Start of Input

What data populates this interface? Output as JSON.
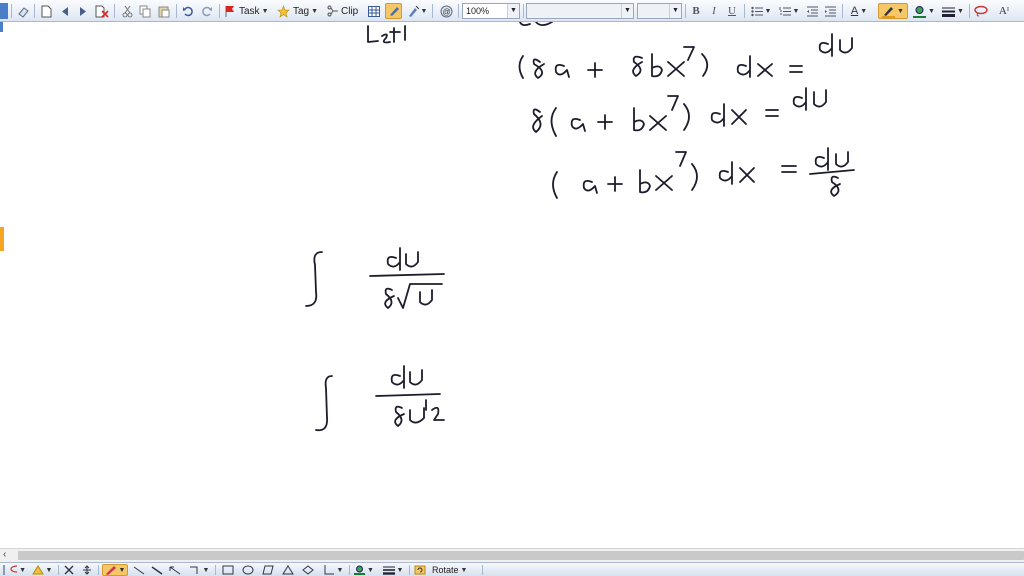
{
  "toolbar": {
    "task_label": "Task",
    "tag_label": "Tag",
    "clip_label": "Clip",
    "zoom_value": "100%",
    "font_family_value": "",
    "font_size_value": "",
    "bold_label": "B",
    "italic_label": "I",
    "underline_label": "U",
    "text_style_label": "A",
    "text_format_label": "Aᴵ"
  },
  "bottombar": {
    "rotate_label": "Rotate"
  },
  "colors": {
    "accent": "#f6c766",
    "ink": "#1c1c2c",
    "toolbar_bg": "#dde6f3",
    "side_accent": "#f5a623"
  }
}
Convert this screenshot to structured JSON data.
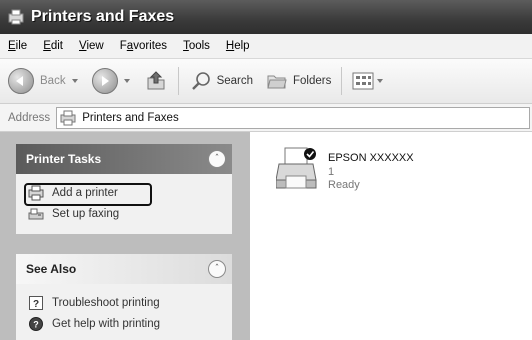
{
  "window": {
    "title": "Printers and Faxes"
  },
  "menu": [
    {
      "key": "E",
      "rest": "ile"
    },
    {
      "key": "E",
      "rest": "dit"
    },
    {
      "key": "V",
      "rest": "iew"
    },
    {
      "pre": "F",
      "key": "a",
      "rest": "vorites"
    },
    {
      "key": "T",
      "rest": "ools"
    },
    {
      "key": "H",
      "rest": "elp"
    }
  ],
  "toolbar": {
    "back_label": "Back",
    "search_label": "Search",
    "folders_label": "Folders"
  },
  "address": {
    "label": "Address",
    "value": "Printers and Faxes"
  },
  "tasks_panel": {
    "title": "Printer Tasks",
    "items": [
      {
        "label": "Add a printer",
        "icon": "add-printer-icon"
      },
      {
        "label": "Set up faxing",
        "icon": "fax-icon"
      }
    ]
  },
  "see_also_panel": {
    "title": "See Also",
    "items": [
      {
        "label": "Troubleshoot printing",
        "icon": "help-book-icon"
      },
      {
        "label": "Get help with printing",
        "icon": "help-circle-icon"
      }
    ]
  },
  "printer": {
    "name": "EPSON XXXXXX",
    "jobs": "1",
    "status": "Ready"
  }
}
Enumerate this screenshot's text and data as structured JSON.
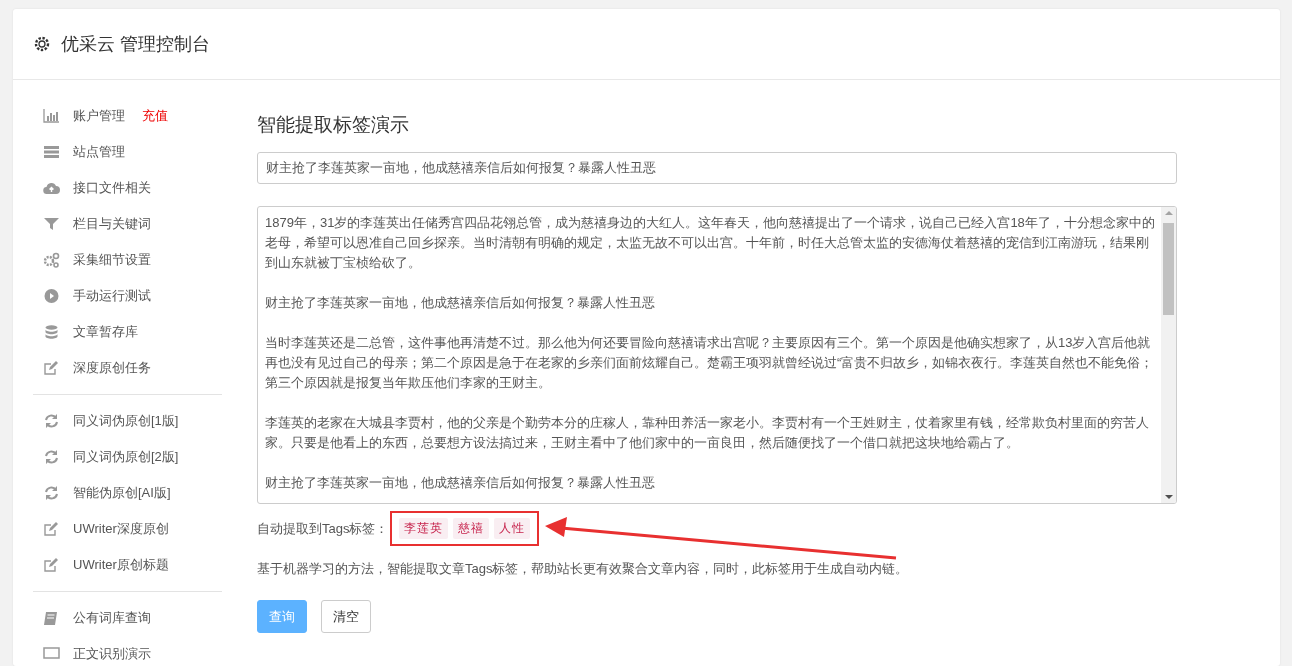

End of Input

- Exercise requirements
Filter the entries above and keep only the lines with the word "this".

- Solution to the problem
What data populates this interface? Output as JSON.
Convert this screenshot to structured JSON data.
Enumerate this screenshot's text and data as structured JSON.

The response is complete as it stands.